Start of SUPPLIED DATA
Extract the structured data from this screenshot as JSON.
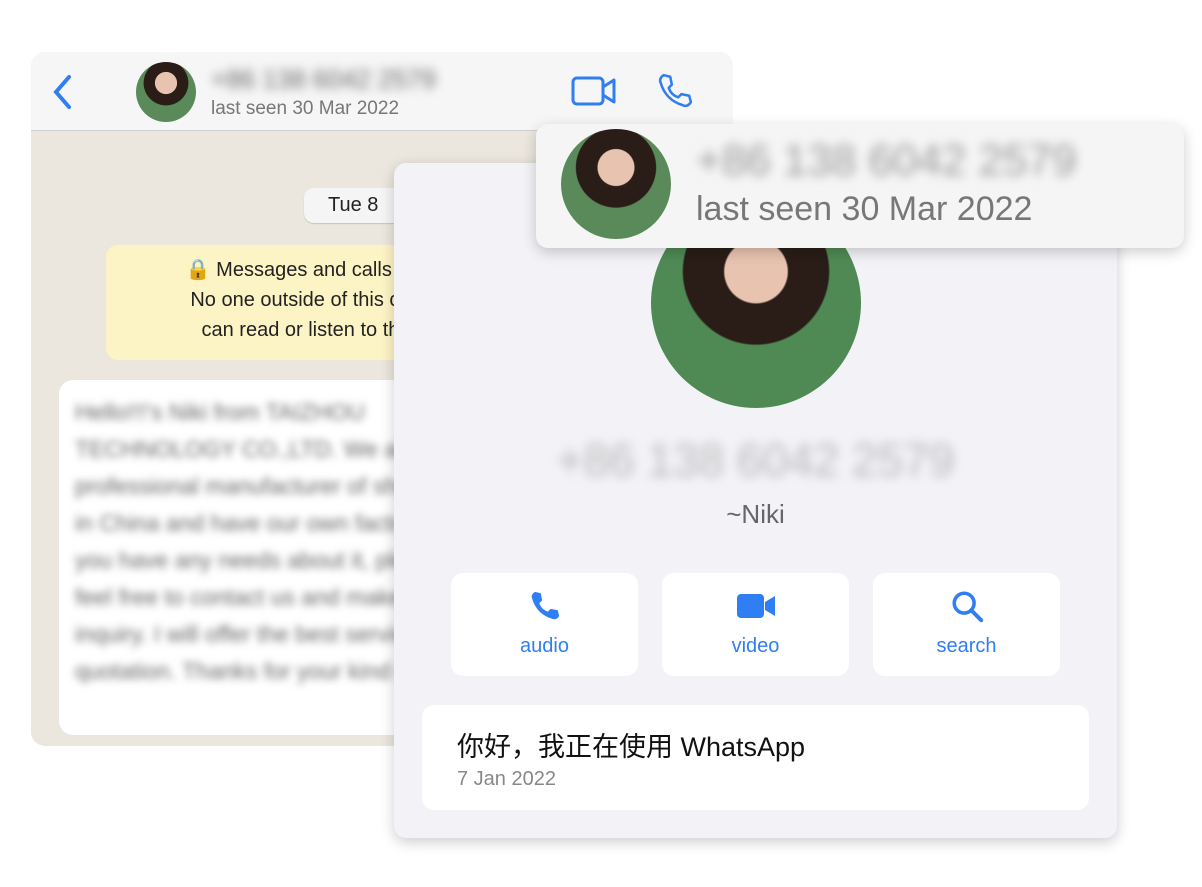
{
  "chat": {
    "contact_phone": "+86 138 6042 2579",
    "last_seen": "last seen 30 Mar 2022",
    "date_chip": "Tue 8",
    "encryption_notice": [
      "Messages and calls are",
      "No one outside of this cha",
      "can read or listen to the"
    ],
    "message": "Hello!!!'s Niki from TAIZHOU TECHNOLOGY CO.,LTD. We are professional manufacturer of sheets in China and have our own factory. If you have any needs about it, please feel free to contact us and make an inquiry. I will offer the best service and quotation. Thanks for your kind reply!"
  },
  "popup": {
    "phone": "+86 138 6042 2579",
    "last_seen": "last seen 30 Mar 2022"
  },
  "contact": {
    "phone": "+86 138 6042 2579",
    "nickname": "~Niki",
    "actions": [
      {
        "label": "audio",
        "icon": "phone-icon"
      },
      {
        "label": "video",
        "icon": "video-icon"
      },
      {
        "label": "search",
        "icon": "search-icon"
      }
    ],
    "about": "你好，我正在使用 WhatsApp",
    "about_date": "7 Jan 2022"
  },
  "colors": {
    "accent": "#2f7ef3",
    "notice_bg": "#fdf4c5",
    "panel_bg": "#f2f2f7"
  }
}
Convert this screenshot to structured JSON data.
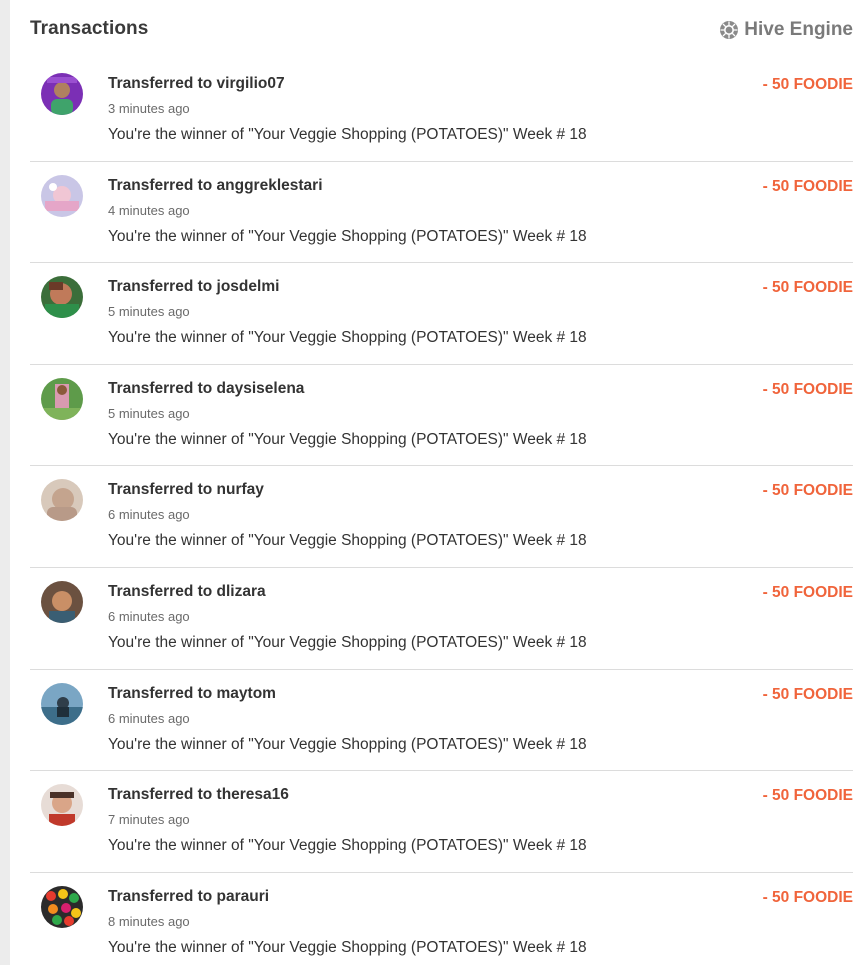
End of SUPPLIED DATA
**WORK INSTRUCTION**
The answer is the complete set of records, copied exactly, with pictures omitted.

**OUTPUT OF THE EXERCISE**
Extract the structured data from this screenshot as JSON.
{
  "chat": {
    "contact_phone": "+86 138 6042 2579",
    "last_seen": "last seen 30 Mar 2022",
    "date_chip": "Tue 8",
    "encryption_notice": [
      "Messages and calls are",
      "No one outside of this cha",
      "can read or listen to the"
    ],
    "message": "Hello!!!'s Niki from TAIZHOU TECHNOLOGY CO.,LTD. We are professional manufacturer of sheets in China and have our own factory. If you have any needs about it, please feel free to contact us and make an inquiry. I will offer the best service and quotation. Thanks for your kind reply!"
  },
  "popup": {
    "phone": "+86 138 6042 2579",
    "last_seen": "last seen 30 Mar 2022"
  },
  "contact": {
    "phone": "+86 138 6042 2579",
    "nickname": "~Niki",
    "actions": [
      {
        "label": "audio",
        "icon": "phone-icon"
      },
      {
        "label": "video",
        "icon": "video-icon"
      },
      {
        "label": "search",
        "icon": "search-icon"
      }
    ],
    "about": "你好，我正在使用 WhatsApp",
    "about_date": "7 Jan 2022"
  },
  "colors": {
    "accent": "#2f7ef3",
    "notice_bg": "#fdf4c5",
    "panel_bg": "#f2f2f7"
  }
}
Convert this screenshot to structured JSON data.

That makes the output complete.